The relatedness to the content in SJTREM is also reflected in the number of citations received by other journals in the field. The journals that most frequently cited material published in SJTREM was (in ranking order; counting only journals with >10 citations) Resuscitation, Emergency Medicine Journal, Journal of Trauma Acute Care Surgery, Injury, Transfusion, Critical Care, American Journal of Emergency Medicine and Acta Anaesthesiologica Scandinavia. To the editors this is a testimony that material published in SJTREM is of interest to readership and investigators in the immediately related fields and, most importantly, receives attention outside Scandinavia and is cited both by European and North American based journals. We anticipate the attention and interest to increase with the growth and international perusal of journal content.

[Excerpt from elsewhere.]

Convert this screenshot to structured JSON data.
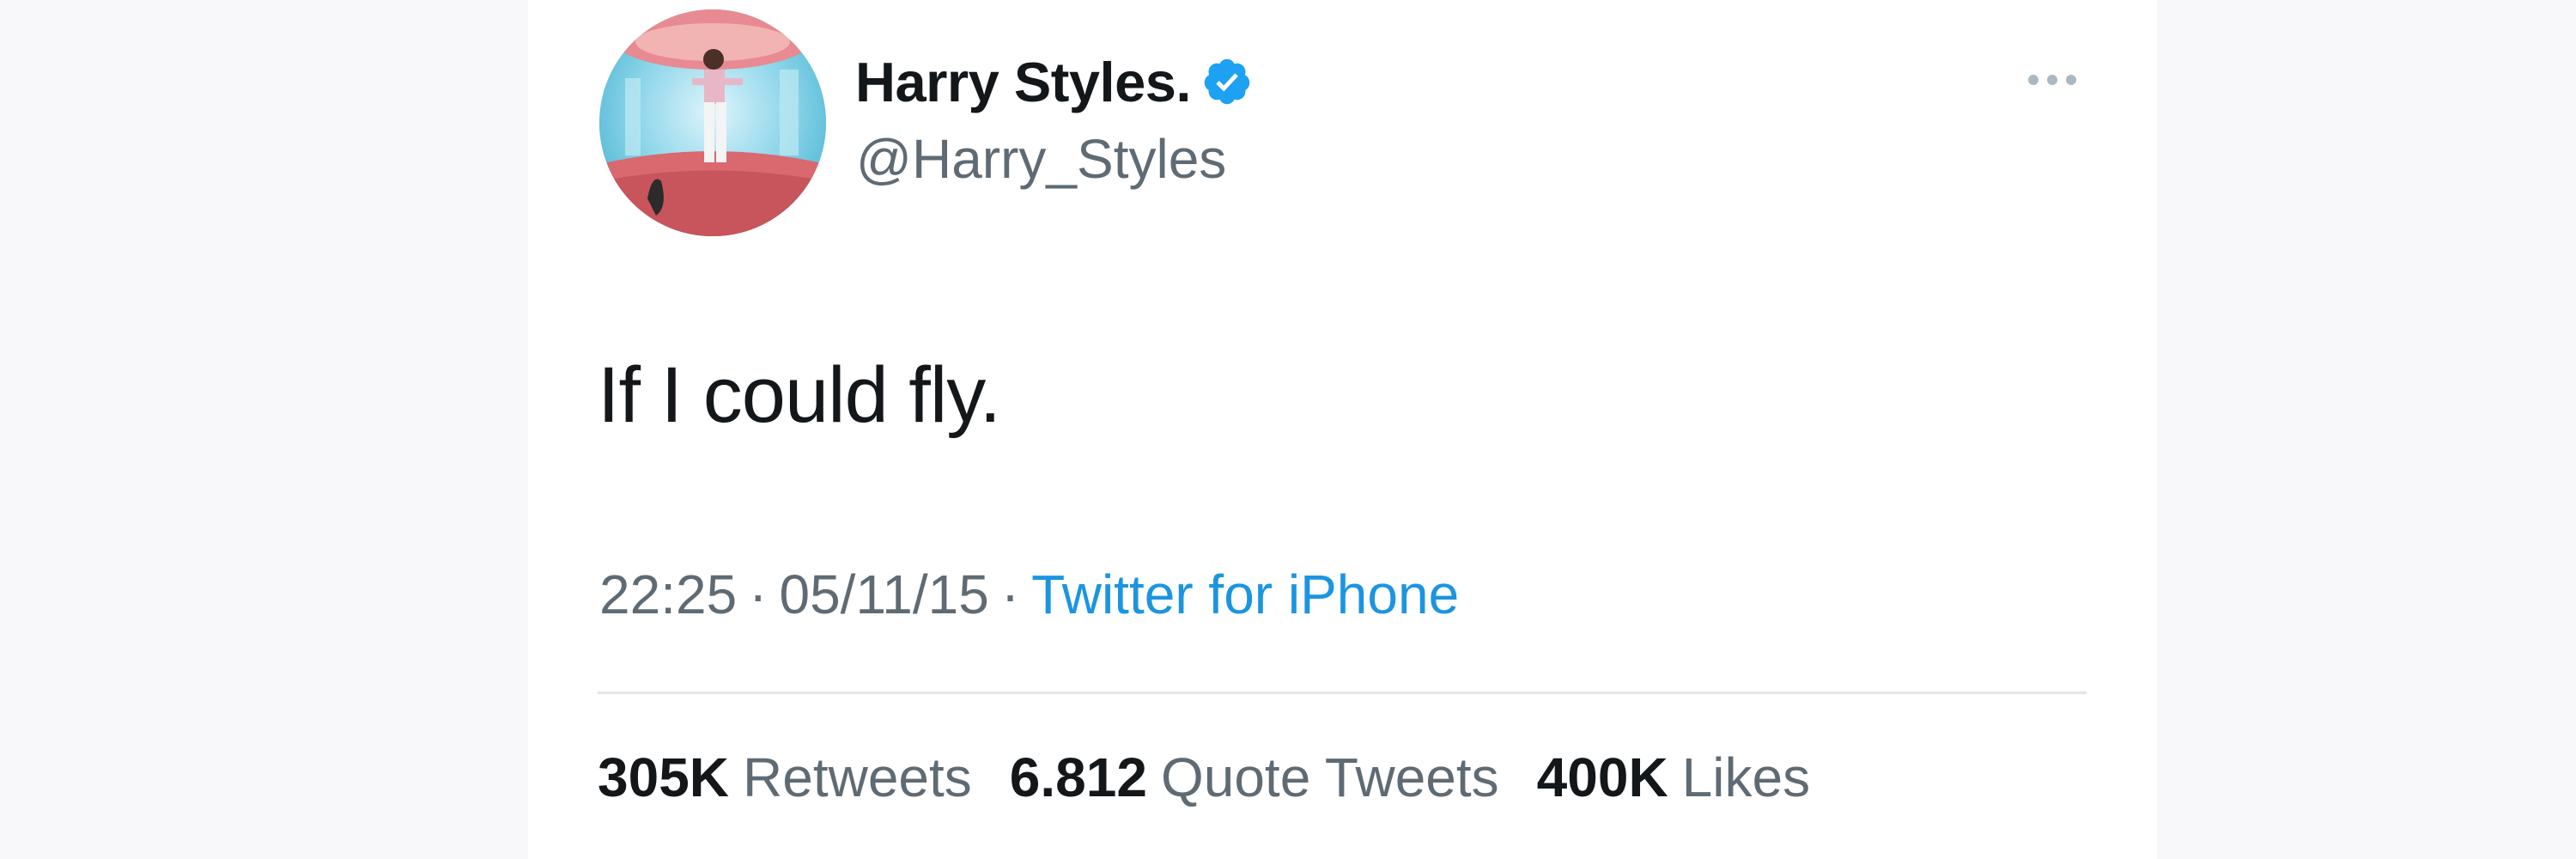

Moreover, we need to recognize that the world-wide readership also value other papers differently in terms of views and downloads (see Figure 2), which does not necessarily overlap with the same papers that are most highly cited. However, most of these papers are recent releases, and it is expected that they will accumulate citations over time. Indeed, the top-viewed paper by Haddad et al. [31] is among the most cited papers over the past 2 recent years in the journal. The difference in the lists of ‘most cited’ and ‘most viewed’ only reflects the diverse role of publishing and the spread between clinical information, educational material and development of research instruments. Not incorporated into this equation is the role of social media – we currently have no direct overview of tweets and blogs that spread the information published in SJTREM, but expect this to be considerable with the current distribution and use of smartphones and tablets worldwide.

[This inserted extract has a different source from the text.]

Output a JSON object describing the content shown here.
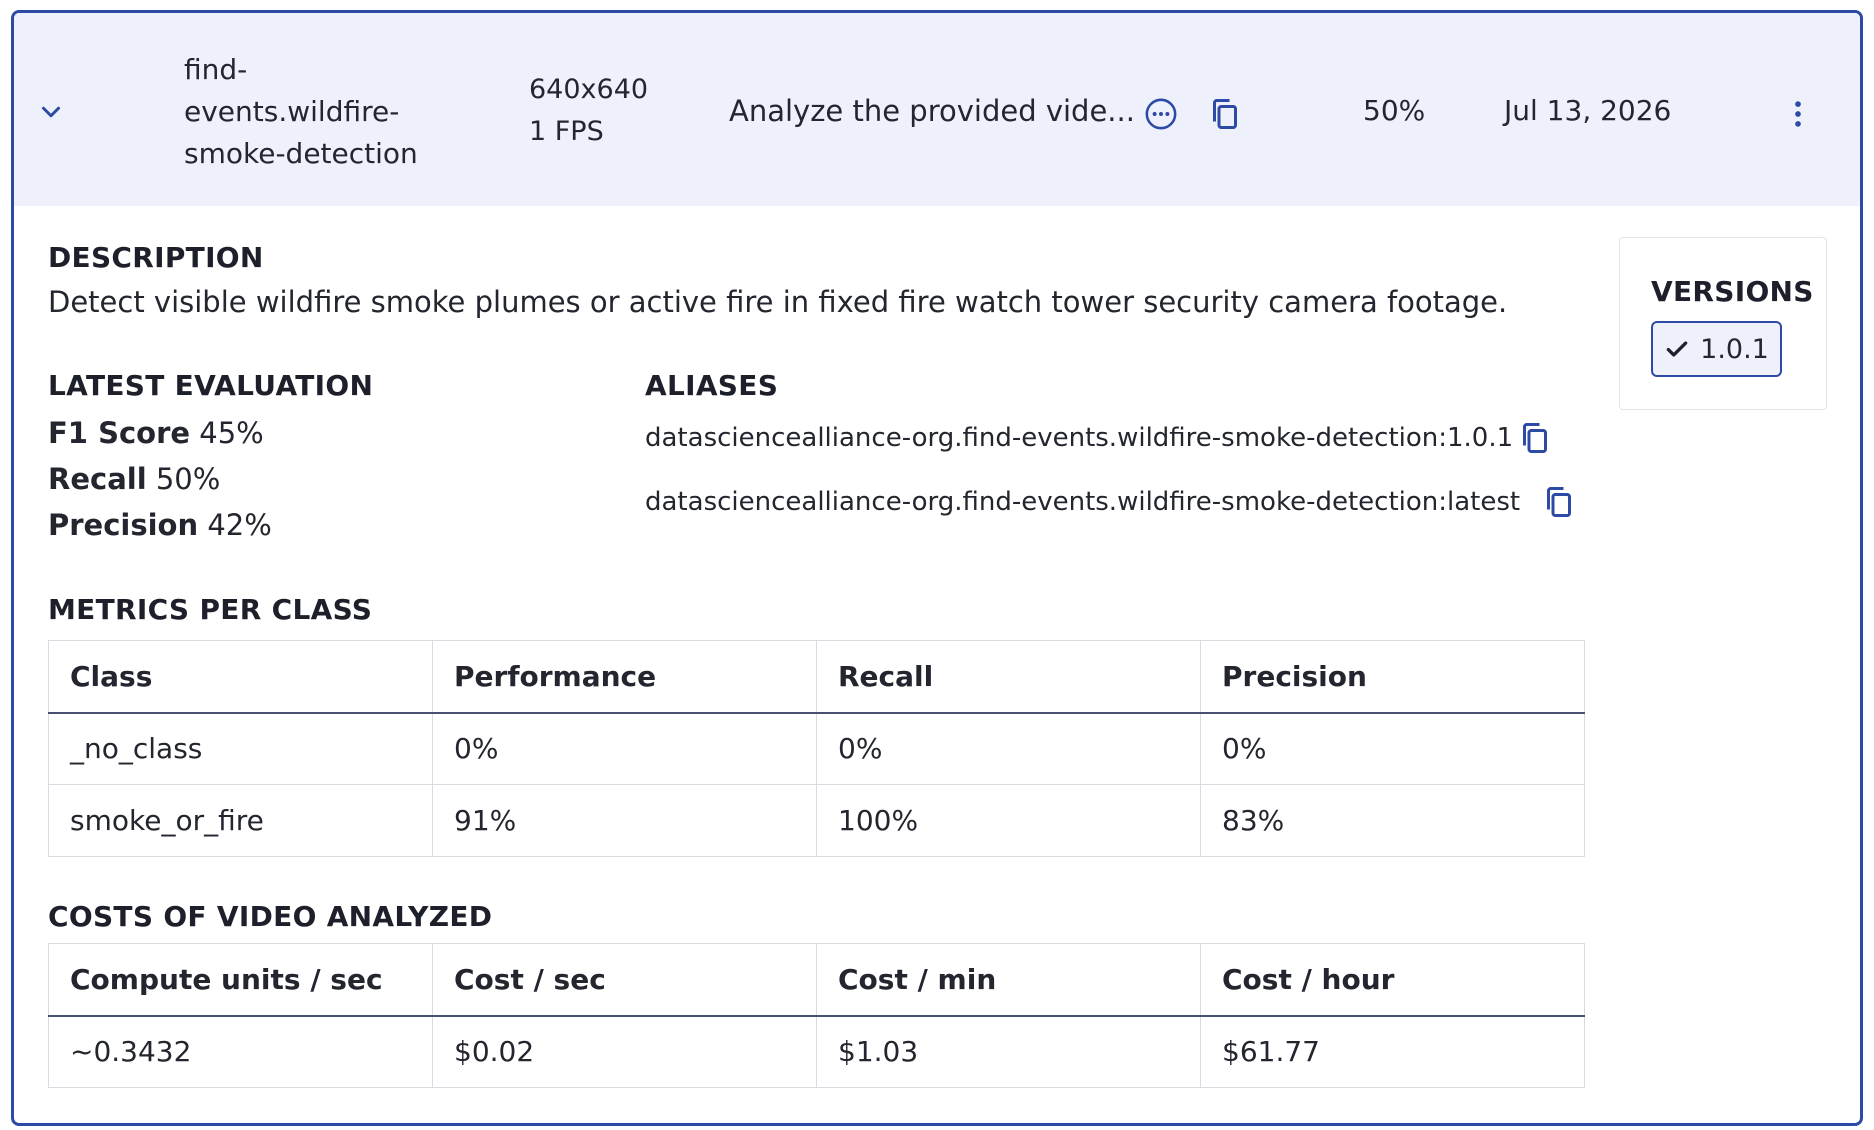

Figure 2
figure 2

Most viewed papers in SJTREM. List of ‘most viewed’ papers in the Journal, status per December 2014. Screendump from the homepage

Behind the journal’s success is not only the continued support by the editorial team, but first and foremost the support by reviewers and the increased interest by researchers and readers of the Journal. The editorial policy has been developed along the way [32,33], yet the aims of serving as a multidisciplinary journal for emergency research in Scandinavia, Europe and internationally stands firm. We are happy to have Julian Thompson MD from the London’s Air Ambulance onboard as an associate editor, which strengthens our foothold in the pre-hospital part of the emergency disciplines. We also welcome as associate editors drs. Martin F. Kurz MD, PhD, consultant neurologist, and; Knut Øymar MD PhD, consultant and professor in paediatric medicine, both at the Stavanger University Hospital. We are positive that this will help us grow the spectrum of topics within acute and critical neurological illness as well as acute and critical paediatric disease; two areas where both innovation, research and progress have seen remarkable effects for patients. We are excited to see the development of this in the future Scandinavian and international perspective as well.

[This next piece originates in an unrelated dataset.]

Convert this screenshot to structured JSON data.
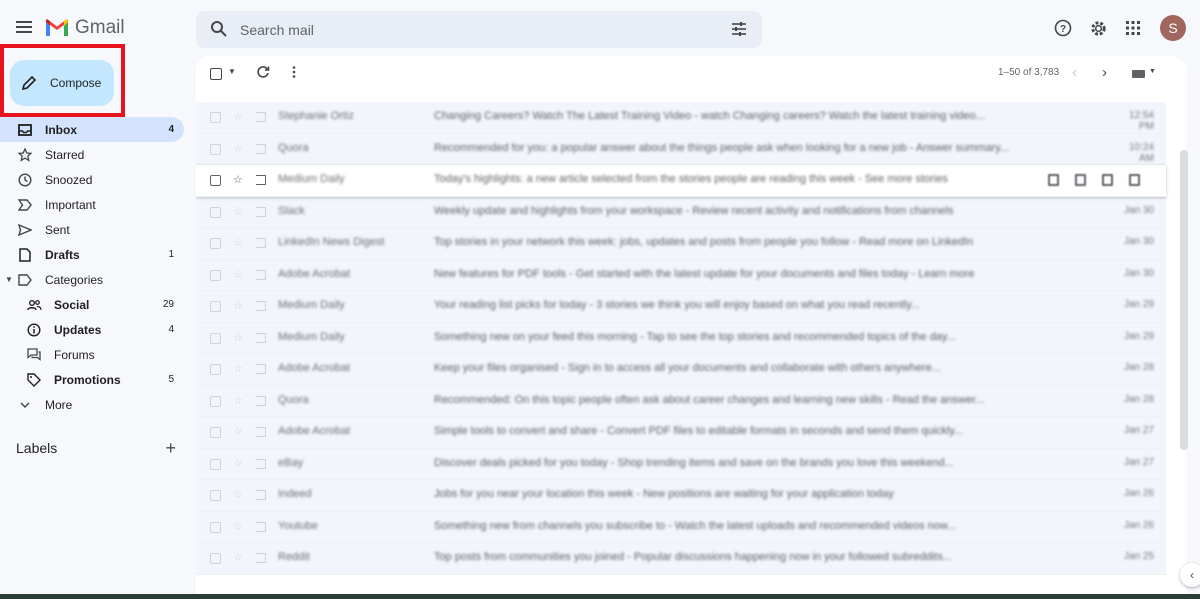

Lastly, it is hoped that the journal will receive manuscripts for evaluation from the field of emergency surgery to a greater extent. With about 245 million operations being performed each year globally, of which many if not most are emergent in nature, there is considerable potential in addressing surgical emergency conditions for human health [34], in both Scandinavia and beyond. Many urgent conditions experience mortality in the range of 20–30% and above – and may in some geographical areas far outweigh the burden of trauma and similar disease [35]. Planning, conducting and reporting research in emergency medicine and surgery may be a challenge indeed, also from an ethical, legal and practical point of view [36-39]. However, it should be stated that care of the acute or critically ill patients should not be seen in isolation, as cross-disciplinary work is needed to strengthen the chain of survival for all emergencies [40].